" the limited mitotic activity of the daughter cells of oligopotent stem cells is tonically inhibited "
It turns out that the limited mitotic activity of the daughter cells of oligopotent stem cells is tonically inhibited by corticosterone and testosterone, and stimulated by estrogen and thyroid hormones. A sudden reduction in corticosterone, for example, induces a self-limiting wave of increased mitosis, giving rise to hormonally null daughter cells. Exactly the same happens after orchidectomy. Withdrawal of both corticosterone and testosterone together produces a wave of increased mitotic activity that is no bigger than either alone. So it's very likely to be one and the same population of cells that respond to both stimuli. But if all of this frenetic but self-limiting mitotic activity gives rise to hormonally null cells, how is it that the number of hormonally positive cells rapidly changes? It's certainly not the newly formed cells differentiating. Instead, it turns out that pre-existing hormonally null cells, formed at least 2 to 3 weeks previously are independently stimulated by the same hormonal changes and simultaneously differentiate into hormone-secreting subtypes.
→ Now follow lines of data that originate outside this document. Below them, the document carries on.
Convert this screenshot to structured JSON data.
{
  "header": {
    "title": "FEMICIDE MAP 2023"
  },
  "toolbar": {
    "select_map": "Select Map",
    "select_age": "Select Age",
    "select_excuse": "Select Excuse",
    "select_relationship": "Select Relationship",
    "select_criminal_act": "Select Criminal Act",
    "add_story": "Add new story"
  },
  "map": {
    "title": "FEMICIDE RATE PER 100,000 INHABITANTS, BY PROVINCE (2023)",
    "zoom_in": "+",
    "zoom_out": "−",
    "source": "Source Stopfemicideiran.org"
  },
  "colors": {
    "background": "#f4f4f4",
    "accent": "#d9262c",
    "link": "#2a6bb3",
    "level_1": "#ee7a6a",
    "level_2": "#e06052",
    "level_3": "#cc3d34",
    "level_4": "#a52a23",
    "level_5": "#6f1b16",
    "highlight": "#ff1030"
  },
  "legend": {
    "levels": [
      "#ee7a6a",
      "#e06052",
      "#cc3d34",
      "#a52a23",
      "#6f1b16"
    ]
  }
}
Far from accounting for the lion's share of new cells, division of pre-existing hormonally-defined cells accounts for less than 5% of the increase following hormonal changes.
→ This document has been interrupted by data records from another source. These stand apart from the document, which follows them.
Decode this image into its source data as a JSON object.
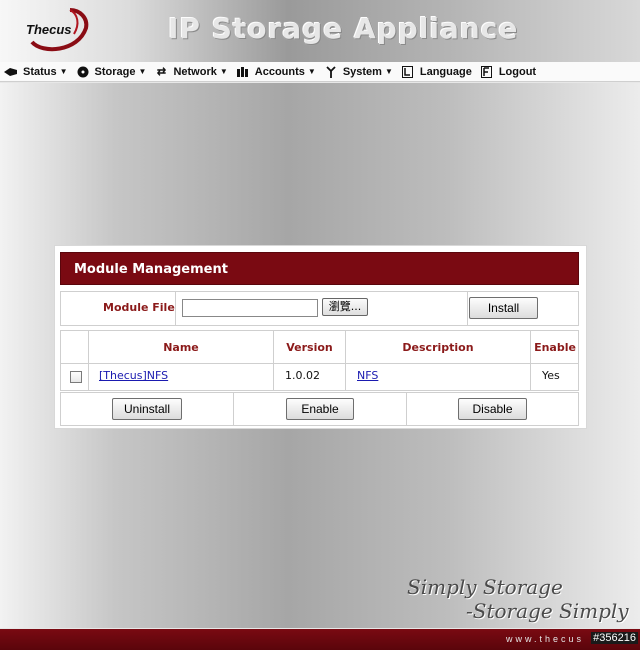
{
  "header": {
    "logo_text": "Thecus",
    "title": "IP Storage Appliance"
  },
  "menu": [
    {
      "label": "Status",
      "icon": "status-icon",
      "has_dropdown": true
    },
    {
      "label": "Storage",
      "icon": "storage-icon",
      "has_dropdown": true
    },
    {
      "label": "Network",
      "icon": "network-icon",
      "has_dropdown": true
    },
    {
      "label": "Accounts",
      "icon": "accounts-icon",
      "has_dropdown": true
    },
    {
      "label": "System",
      "icon": "system-icon",
      "has_dropdown": true
    },
    {
      "label": "Language",
      "icon": "language-icon",
      "has_dropdown": false
    },
    {
      "label": "Logout",
      "icon": "logout-icon",
      "has_dropdown": false
    }
  ],
  "panel": {
    "title": "Module Management",
    "module_file_label": "Module File",
    "module_file_value": "",
    "browse_label": "瀏覽...",
    "install_label": "Install",
    "columns": [
      "Name",
      "Version",
      "Description",
      "Enable"
    ],
    "rows": [
      {
        "checked": false,
        "name": "[Thecus]NFS",
        "version": "1.0.02",
        "description": "NFS",
        "enable": "Yes"
      }
    ],
    "uninstall_label": "Uninstall",
    "enable_label": "Enable",
    "disable_label": "Disable"
  },
  "slogan": {
    "line1": "Simply Storage",
    "line2": "-Storage Simply"
  },
  "footer": {
    "url": "www.thecus",
    "id": "#356216"
  },
  "colors": {
    "accent": "#7a0a12",
    "label": "#8b1a1a",
    "link": "#1a1ab0"
  }
}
However, the most dramatic physiological changes in pituitary structure and function occur during pregnancy and although it seems a straightforward question to sort out, it is still not certain how the striking changes in relative proportions of prolactin- and growth hormone-producing cells during pregnancy are brought about or how they largely resolve after weaning. Neither is it clear whether in addition to acute changes, continuous estrogen exposure can exert a more subtle but persistent effect over weeks and months. Taking all of the data together, there's a suspicion that specific co-regulatory systems linking the discrete molecular machinery of mitosis with that of apoptosis might be implicated in pituitary tumour induction and that the epiphany in our understanding of pituitary adenomas has yet to come.